Cruz and Arias (2007) also report teachers with low efficacy in classroom management as holding a more pessimistic view of their students’ motivation, stating that such teachers use punishments in order to involve the students in the task. They report that new teachers’ efficacy in classroom management is generally lower compared to more experienced teachers.
Four sources have been postulated to be influential in shaping self-efficacy beliefs (Bandura, 1977,1995,1998). The first one is enactive or mastery experience. It is the most powerful source of efficacy and is connected with people’s success or failure in doing a task. “Success builds a robust belief in ones’ personal efficacy.

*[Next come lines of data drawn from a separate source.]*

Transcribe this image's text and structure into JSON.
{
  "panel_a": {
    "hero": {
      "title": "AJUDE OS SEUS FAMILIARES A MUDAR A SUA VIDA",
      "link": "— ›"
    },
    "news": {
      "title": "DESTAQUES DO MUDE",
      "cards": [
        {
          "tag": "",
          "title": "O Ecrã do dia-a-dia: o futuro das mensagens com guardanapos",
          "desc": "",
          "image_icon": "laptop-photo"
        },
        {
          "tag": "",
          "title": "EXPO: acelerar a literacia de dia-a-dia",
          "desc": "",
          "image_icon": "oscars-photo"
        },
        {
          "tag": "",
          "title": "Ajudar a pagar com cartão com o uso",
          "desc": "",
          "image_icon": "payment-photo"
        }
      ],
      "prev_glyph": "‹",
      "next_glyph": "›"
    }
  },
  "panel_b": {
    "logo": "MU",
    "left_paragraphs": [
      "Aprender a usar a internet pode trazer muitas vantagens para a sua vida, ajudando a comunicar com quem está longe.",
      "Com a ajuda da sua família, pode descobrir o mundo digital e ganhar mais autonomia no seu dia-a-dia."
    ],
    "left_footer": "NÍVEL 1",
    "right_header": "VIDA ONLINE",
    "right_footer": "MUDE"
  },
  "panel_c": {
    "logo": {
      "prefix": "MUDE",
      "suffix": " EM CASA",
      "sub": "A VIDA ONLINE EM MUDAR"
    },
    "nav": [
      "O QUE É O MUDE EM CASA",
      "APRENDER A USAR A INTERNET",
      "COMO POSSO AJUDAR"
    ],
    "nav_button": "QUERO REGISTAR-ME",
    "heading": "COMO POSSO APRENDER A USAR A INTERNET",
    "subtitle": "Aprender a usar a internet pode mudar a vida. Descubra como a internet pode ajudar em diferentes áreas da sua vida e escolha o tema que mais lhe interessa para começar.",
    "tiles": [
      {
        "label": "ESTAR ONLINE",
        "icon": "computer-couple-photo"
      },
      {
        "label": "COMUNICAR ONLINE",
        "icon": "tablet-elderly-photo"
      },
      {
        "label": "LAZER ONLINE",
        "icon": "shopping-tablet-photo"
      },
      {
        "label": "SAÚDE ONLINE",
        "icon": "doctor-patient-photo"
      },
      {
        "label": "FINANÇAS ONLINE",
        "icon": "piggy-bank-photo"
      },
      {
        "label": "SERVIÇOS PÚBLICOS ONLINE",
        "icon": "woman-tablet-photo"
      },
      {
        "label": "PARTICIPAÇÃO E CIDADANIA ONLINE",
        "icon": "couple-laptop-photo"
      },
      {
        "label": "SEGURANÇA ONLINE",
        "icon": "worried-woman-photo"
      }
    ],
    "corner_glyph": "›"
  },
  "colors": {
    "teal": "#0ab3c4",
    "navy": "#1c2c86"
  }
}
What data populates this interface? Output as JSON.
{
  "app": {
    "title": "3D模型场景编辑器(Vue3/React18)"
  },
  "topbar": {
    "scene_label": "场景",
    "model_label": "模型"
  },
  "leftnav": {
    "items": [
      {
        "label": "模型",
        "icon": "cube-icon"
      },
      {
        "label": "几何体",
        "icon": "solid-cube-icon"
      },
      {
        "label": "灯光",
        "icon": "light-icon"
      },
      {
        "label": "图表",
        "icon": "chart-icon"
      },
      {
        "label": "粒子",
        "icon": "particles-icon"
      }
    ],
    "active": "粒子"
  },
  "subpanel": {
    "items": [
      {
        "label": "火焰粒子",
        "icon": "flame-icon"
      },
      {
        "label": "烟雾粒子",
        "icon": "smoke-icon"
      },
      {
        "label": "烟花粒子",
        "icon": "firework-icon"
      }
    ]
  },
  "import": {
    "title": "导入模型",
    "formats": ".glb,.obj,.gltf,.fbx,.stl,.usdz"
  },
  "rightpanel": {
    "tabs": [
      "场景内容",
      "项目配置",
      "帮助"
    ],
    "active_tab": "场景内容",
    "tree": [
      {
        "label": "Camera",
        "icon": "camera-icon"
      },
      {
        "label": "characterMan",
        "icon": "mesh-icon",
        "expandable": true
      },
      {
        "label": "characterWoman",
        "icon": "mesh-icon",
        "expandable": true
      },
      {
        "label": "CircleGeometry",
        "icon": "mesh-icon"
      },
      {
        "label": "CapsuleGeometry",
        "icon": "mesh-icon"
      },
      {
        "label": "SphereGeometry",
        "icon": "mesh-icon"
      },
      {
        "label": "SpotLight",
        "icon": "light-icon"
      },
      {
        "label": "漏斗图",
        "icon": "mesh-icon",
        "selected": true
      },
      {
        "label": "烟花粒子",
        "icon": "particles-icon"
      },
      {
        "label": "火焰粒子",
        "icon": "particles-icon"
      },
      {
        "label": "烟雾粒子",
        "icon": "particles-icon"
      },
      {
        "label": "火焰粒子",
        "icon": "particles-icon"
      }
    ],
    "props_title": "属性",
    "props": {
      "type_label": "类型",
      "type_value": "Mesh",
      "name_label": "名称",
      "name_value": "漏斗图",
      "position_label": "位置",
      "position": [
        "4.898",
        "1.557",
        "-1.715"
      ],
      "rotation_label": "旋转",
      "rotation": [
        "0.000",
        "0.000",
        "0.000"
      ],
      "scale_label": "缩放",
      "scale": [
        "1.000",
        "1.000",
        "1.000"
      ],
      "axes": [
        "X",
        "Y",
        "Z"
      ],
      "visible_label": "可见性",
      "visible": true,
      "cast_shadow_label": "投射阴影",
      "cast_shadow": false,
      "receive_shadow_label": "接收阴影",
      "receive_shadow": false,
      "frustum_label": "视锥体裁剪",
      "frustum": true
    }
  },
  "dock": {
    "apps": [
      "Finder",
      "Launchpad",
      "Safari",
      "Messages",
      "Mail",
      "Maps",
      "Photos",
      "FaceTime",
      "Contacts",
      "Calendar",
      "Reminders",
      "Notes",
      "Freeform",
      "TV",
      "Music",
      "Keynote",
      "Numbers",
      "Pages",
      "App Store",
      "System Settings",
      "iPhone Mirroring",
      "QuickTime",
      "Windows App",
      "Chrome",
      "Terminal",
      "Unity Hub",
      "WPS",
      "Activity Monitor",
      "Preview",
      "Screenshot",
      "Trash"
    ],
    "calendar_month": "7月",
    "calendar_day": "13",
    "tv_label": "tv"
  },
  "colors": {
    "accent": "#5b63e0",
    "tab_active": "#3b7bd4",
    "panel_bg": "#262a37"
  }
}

Failure undermine it, especially if failure occur before a sense of efficacy is firmly established (Bndura, 1998).Vicarious experience, as the second source of efficacy has to do with the fact that most people try to select models for themselves from among other person. In such case, the success of the chosen model enhance individuals’ sense of efficacy, especially when there are a lot of similarities between the individual and the selected model. The third source of efficacy is called social persuasion which refers to the verbal encouragement people receive from others. If the person who provides verbal persuasion is dependable, individual’s self-efficacy and pertain to peoples’ physical and affective condition during task completion.
When it comes to the academic setting, teacher self-efficacy refers to teachers’ judgment on their abilities to motivate students and improve their achievement. There are so many factors which may influence this psychological construct, but they can be classified under two broad categories; contextual and demographic
As for the first category, it is said that teacher self-efficacy is a kind of context-specific construct (Chacon, 2005)and is shaped whishing a particular environment. It is supposed to be affected by such factors as the principle’s support; they are more likely to have stronger self-efficacy beliefs (Deemer, 2004). In addition people who receive guidance from their colleagues feel more efficacious, regardless of whether it is in the form of supervision (Beudin, 1996).Also the class size may affect teacher efficacy as another contextual factor. For instance , Bejararo(2000)found that students’ gender has no effect on their teacher’s perceived efficacy. Tschannen and Moran discovered that teachers are more likely to be efficacious when they teach younger students.
To sum up, it might be inferred that the context, in which teachers work , including the principal, the colleagues and the students’ characteristics , can affect their self-efficacy beliefs to a great extent.
The literature seems murky as one tries to see the relation between teacher’s experience and their efficacy beliefs. Some of the researchers have come to conclusion that teaching experience has nothing to do with their efficacy level ( (Bejarano, 2000; Chacon, 2005; shaaban, 1999; Howell, 2006; Lee, 1991; Wallick, 2002).They concluded that as teachers enter the profession and gain more experience , their beliefs in their ability to control disturbing factors outside the classroom context known as general teaching efficacy(GTE),decreases, whereas their beliefs in their own ability to teach within the classroom context, called personal teaching efficacy (PTE) improves . Cruz and Arias (2007) attributed the higher GTE for prospective teachers to the support they receive from their tutors and also to the distance from real classroom situations. As these teachers enter the classroom and confront the harsh